There are two common scenarios. Banks needing to simplify and modernize complex and aging infrastructure usually have opportunities to first standardize and integrate channel, product and database systems, and then to selectively modernize their core systems. Banks with platforms that cannot scale up or functionally support the business would tend to benefit from a more transformational approach.
An important factor is proper service provider management. A bank should insist that the vendor satisfy competitive business processes scripted by the bank. Reference checks can separate hype from reality in promised capabilities. And the bank should contractually obligate the vendor to provide ongoing visibility into its product road map and R&D investment.
Ongoing engagement from senior business leaders is a requirement, as is independent and experienced program oversight. Leveraging industry standards for business requirements, architecture and the development approach is critical for the implementation to go well and satisfy business needs.
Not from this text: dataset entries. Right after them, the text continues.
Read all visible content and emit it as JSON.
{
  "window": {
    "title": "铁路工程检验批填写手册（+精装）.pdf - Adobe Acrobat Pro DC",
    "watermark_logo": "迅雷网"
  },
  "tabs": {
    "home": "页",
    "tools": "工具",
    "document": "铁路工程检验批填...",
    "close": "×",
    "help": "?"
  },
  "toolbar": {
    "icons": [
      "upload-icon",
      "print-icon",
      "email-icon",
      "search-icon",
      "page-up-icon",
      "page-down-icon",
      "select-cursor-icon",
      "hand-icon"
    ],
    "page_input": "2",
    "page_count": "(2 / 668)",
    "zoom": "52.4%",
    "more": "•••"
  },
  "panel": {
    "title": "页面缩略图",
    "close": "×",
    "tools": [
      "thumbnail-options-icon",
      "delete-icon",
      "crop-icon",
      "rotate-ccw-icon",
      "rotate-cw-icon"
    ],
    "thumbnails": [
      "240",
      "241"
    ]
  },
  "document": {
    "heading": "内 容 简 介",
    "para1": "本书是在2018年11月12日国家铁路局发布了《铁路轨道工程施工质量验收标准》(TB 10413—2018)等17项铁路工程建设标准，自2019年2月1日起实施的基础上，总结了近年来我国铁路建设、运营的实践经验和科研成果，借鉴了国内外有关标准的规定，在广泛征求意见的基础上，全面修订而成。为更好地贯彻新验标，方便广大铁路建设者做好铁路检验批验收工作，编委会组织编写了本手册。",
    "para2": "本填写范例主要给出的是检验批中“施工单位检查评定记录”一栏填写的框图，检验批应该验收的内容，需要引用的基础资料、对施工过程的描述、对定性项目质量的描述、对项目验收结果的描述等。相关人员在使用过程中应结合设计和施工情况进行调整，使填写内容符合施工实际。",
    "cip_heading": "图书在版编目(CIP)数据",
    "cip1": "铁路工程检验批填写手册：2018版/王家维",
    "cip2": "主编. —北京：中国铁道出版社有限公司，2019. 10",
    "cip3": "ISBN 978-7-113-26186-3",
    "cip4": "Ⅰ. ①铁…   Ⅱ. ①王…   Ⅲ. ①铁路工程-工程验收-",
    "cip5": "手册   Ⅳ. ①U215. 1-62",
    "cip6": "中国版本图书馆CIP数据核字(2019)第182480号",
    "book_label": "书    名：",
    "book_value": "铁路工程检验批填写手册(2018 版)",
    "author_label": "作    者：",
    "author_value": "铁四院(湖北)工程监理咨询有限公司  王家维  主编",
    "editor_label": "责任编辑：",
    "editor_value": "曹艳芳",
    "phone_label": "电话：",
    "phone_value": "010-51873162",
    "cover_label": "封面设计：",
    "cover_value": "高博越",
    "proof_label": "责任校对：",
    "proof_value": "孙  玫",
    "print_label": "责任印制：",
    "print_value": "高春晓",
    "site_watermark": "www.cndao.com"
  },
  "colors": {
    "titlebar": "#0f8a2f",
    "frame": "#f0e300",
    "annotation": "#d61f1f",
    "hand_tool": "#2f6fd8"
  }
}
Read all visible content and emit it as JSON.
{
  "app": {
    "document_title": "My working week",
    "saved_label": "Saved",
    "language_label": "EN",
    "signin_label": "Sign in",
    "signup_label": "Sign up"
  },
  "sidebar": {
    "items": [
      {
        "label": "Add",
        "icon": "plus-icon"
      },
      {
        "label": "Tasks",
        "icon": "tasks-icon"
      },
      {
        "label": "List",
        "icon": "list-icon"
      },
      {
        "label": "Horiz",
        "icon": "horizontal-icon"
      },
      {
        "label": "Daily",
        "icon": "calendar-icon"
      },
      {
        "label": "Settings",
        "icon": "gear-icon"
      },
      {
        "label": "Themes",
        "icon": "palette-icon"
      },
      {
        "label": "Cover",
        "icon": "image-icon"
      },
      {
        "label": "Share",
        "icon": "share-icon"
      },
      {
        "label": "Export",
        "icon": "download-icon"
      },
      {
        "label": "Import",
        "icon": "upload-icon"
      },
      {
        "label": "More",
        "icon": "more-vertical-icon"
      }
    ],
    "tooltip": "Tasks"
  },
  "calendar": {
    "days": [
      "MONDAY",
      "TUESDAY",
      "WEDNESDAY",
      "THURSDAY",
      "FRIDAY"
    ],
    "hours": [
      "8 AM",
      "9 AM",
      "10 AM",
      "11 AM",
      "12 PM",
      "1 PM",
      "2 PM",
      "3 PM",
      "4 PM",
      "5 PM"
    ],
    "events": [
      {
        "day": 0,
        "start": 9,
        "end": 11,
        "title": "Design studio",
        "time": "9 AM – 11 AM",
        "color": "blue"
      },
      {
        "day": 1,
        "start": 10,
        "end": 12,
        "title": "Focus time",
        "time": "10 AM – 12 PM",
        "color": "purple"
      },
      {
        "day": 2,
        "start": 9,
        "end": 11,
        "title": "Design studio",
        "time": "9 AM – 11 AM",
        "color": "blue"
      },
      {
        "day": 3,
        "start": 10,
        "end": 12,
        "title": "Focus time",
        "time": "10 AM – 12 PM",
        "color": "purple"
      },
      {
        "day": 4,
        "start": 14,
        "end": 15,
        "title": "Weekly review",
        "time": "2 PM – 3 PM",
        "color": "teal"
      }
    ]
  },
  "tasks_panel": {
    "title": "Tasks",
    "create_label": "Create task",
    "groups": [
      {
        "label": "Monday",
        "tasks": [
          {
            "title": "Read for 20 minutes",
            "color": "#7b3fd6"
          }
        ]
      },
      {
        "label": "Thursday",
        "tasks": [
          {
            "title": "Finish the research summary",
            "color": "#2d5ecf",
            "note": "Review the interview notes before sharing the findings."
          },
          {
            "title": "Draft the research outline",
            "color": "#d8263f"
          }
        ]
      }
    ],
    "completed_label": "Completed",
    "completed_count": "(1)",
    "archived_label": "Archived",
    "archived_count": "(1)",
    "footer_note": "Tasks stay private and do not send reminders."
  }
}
But U.S. banks would benefit from the availability of additional solution options. While current options are adequate, vendor consolidation and the lack of domestic implementations from international providers constrain the competitiveness of the market. International providers, therefore, have an opportunity to break into the U.S. market through partnerships and acquisitions.